During his first three parliaments he was a follower of Joseph Hume. In Lord Grey's government, in spite of Lord Duncannon's claims from his services as whip to the opposition, he was appointed, November 1830, secretary to the treasury and whip — an arduous post, as he had the principal conduct of the election of 1831, was opposed by a very able tory whip, Holmes, and had large funds to administer. ‘He beat the enemy with their own weapons,’ says Le Marchant; ‘he collected large sums from the leading whigs, with which he purchased several of the nomination boroughs previously represented by tories.’ Having a great provincial connection with local liberal leaders, he was widely successful. He was not on the committee of four which prepared the first scheme of reform for the approval of the cabinet, but he vigorously supported it in parliament, especially the parts of it which enfranchised the metropolitan boroughs. ‘He had more to do,’ says Campbell, ‘with carrying the bill than any other man’.

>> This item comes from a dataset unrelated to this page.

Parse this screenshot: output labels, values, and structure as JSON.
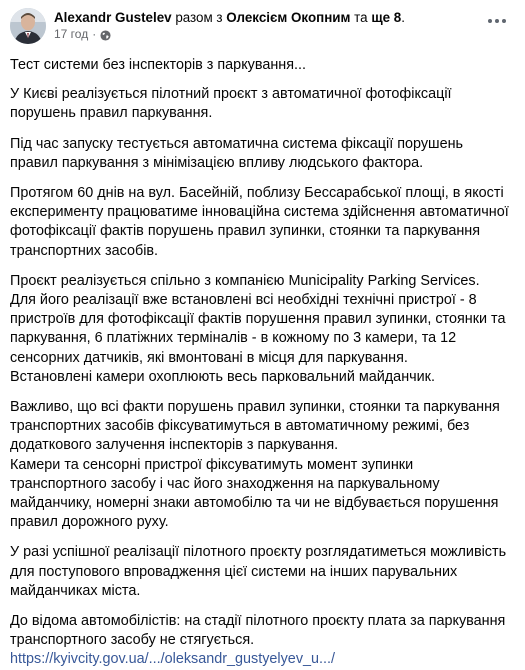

In August 1832 he resigned his secretaryship, and expressed a strong wish never to hold office again. His business affairs called him to America, and his passage was taken, when Lord Grey by a written entreaty induced him to accept in April 1833 the secretaryship at war with a seat in the cabinet, which he held till Lord Melbourne's resignation in December 1834. While secretary at war he had urged strongly that appointments in the army should be made directly by the secretary, so as to secure responsibility to parliament; but in this he was steadily opposed by the Duke of Wellington. From 1834 he never held office again, but continued the confidential adviser of liberal governments till his death. His advice in general was for liberals to resign rather than be turned out; and when in opposition, not to be in a hurry to turn out a conservative government.
He was influential in forming many ministries, especially Lord Melbourne's second administration. In 1834, while the committee appointed to consider Whittle Harvey's claims to be called to the bar was sitting, he was charged with having employed public funds for election purposes in 1832. The charge, however, was refuted; he had found large sums for the election from his own private fortune upon the failure of party funds. In 1836 he was chiefly instrumental in founding the Reform Club, of which he was the first chairman. After the Reform Bill of 1832 he was opposed to further organic change, and condemned Lord John Russell's proposals for further reform. Though he did not agree with Palmerston's foreign policy, especially in 1840, when he and other whigs misled Guizot into supposing that his policy in the East would not be interfered with by England, he supported him as premier.
He was intimate with many leading French politicians, especially with Guizot, Thiers, Prosper Mérimée, and Madame de Lieven. In April 1836 he was in Paris, privately urging the French government to send an armed force into Spain, and again in January 1837, after a visit to America, intriguing to set up Thiers against the government of M. Molé. In 1855 he was a member of Roebuck's committee to inquire into the administration of the Crimean war; and in 1857 of the Hudson's Bay committee, before which he was also a witness. He was universally known by the nickname, probably invented by